You can’t go an entire smartphone review without talking about the camera. Apple includes a 12MP f/1.6 wide camera and a secondary 12MP f/2.4 ultra-wide lens with a 120-degree field of view on the back, while a third 12MP f/2.2 camera sits on the front for selfies.
Just like the iPhone 12, Apple shoves in all of the camera tech you’ve come to expect like portrait mode, Portrait Lighting, Night mode, Deep Fusion, Smart HDR 3, and 4K video. Photos from the 12 mini are excellent with fabulous color balance, plenty of sharpness, and good dynamic range. Compared to my XS, it’s evident there’s an increase in captured detail and saturation. I can definitely understand why people call this one of the best smartphone cameras around.
The ultra-wide camera is also great on the mini, although it takes a step back in terms of quality compared to the main shooter. Regardless, it’s plenty fun to use and is much more of a convenience than a telephoto camera.
Night mode on the device works really well. I’ve been able to get some nice shots in low-light conditions, although compared to the Google Pixel 5 (it’s stiffest competition in this space), it’s slightly behind. The iPhone 12 mini wasn’t able to capture as much detail in the night sky in these photos, while the Pixel’s Night Sight was able to grab a couple of stars around the bright moon. During my testing, I found that the Pixel still won at night, but you’ll be happy with the low-light photo quality on the iPhone regardless.
As always, if you want to capture the best video possible on your phone, you have to buy an iPhone. The iPhone 12 mini is no exception as it can capture fantastic results no matter the mode you decide to shoot in.

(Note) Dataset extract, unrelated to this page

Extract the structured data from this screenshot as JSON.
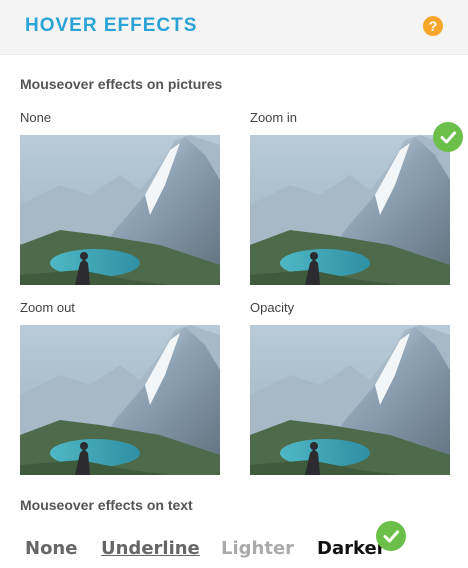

That being said, I do want to point out an issue with video at night. As many reviewers have pointed out, you get a bunch of floating dots and orbs around lights when in low-light conditions. I’m not sure if this is a hardware issue (it probably is), but it was definitely pretty annoying. It’s not a deal breaker by any means, but something to keep in mind.
Over the month and change that I’ve used the iPhone 12 mini, I’ve fallen in love with the idea of a compact flagship. I’ve been cheering for smaller phones for years, and those on the same page as I am have finally gotten what we’ve been asking for with the mini.
It’s powerful, it has great cameras, it’ll get software updates for years on end, and it’s virtually a perfect size for a miniature phone. Battery life is something you’re going to have to deal with if you want this phone, because there’s really no alternative that’s as well balanced or as small.
The iPhone 12 mini feels like a mobile communicator, and it doesn’t strive to be a full-on replacement for your iPad or laptop. It’s the perfect extension of those devices, keeping you in touch with people on the go while still giving you enough power when you need it. I’ll be recommending this device to anyone who wants a small phone – it’s just that good.
(Thanks to Visible for sending over the iPhone 12 mini for review!)